These Wednesday – Sunday retreats are open to everyone and modeled after our Kivvun retreats, so many individuals consider the retreat as an opportunity to sample the Kivvun program.
The program is built around our core practices of mindfulness meditation, song-filled prayer, exploration of traditional texts, lively discussion and optional yoga. Attention is also given to the direct experience of silence and the beauty of nature. Participants taste the joy and community warmth of a full, shared Shabbat celebration.
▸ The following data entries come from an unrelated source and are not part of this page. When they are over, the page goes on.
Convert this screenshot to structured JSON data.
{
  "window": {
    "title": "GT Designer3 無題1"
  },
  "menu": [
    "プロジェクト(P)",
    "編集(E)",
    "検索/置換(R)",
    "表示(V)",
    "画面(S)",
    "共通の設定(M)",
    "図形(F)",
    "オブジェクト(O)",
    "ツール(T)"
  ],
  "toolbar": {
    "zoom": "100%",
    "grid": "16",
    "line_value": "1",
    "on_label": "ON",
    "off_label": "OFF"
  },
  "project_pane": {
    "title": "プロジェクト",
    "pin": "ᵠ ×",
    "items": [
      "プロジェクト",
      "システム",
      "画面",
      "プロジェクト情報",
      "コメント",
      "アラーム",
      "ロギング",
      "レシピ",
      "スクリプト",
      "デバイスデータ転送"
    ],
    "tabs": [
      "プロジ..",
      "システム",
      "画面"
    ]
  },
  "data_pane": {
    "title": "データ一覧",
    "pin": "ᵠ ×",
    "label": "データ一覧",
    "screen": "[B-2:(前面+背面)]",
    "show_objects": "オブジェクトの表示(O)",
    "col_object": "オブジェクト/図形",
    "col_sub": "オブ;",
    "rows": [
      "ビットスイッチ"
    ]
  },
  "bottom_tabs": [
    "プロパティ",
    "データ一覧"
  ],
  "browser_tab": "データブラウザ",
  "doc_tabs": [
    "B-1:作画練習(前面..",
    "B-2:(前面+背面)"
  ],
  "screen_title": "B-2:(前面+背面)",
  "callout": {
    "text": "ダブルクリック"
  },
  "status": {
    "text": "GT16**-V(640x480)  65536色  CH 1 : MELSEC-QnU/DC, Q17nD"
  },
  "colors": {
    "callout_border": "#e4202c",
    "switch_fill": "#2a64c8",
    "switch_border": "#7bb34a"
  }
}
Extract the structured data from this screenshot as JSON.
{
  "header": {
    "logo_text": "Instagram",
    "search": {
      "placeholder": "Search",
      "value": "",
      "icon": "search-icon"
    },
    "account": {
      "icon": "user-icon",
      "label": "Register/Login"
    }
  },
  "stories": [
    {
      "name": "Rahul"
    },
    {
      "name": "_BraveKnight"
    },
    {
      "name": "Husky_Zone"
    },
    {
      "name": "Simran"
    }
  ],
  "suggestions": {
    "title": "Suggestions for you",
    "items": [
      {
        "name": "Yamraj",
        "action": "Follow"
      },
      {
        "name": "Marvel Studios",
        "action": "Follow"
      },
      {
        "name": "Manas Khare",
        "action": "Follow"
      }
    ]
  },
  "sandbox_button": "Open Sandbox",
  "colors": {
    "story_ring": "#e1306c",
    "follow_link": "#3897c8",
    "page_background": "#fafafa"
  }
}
Many participants create meaningful and lasting friendships with others in attendance.
Each retreat explores a theme relevant to the cultivation of Jewish spiritual life, such as gratitude, wonder, or the connection between the inner life of contemplation and the outer life of action. Institute staff is joined by well-known guest scholars to teach on the chosen theme. There is also opportunity for one-on-one meetings for spiritual guidance with Institute faculty.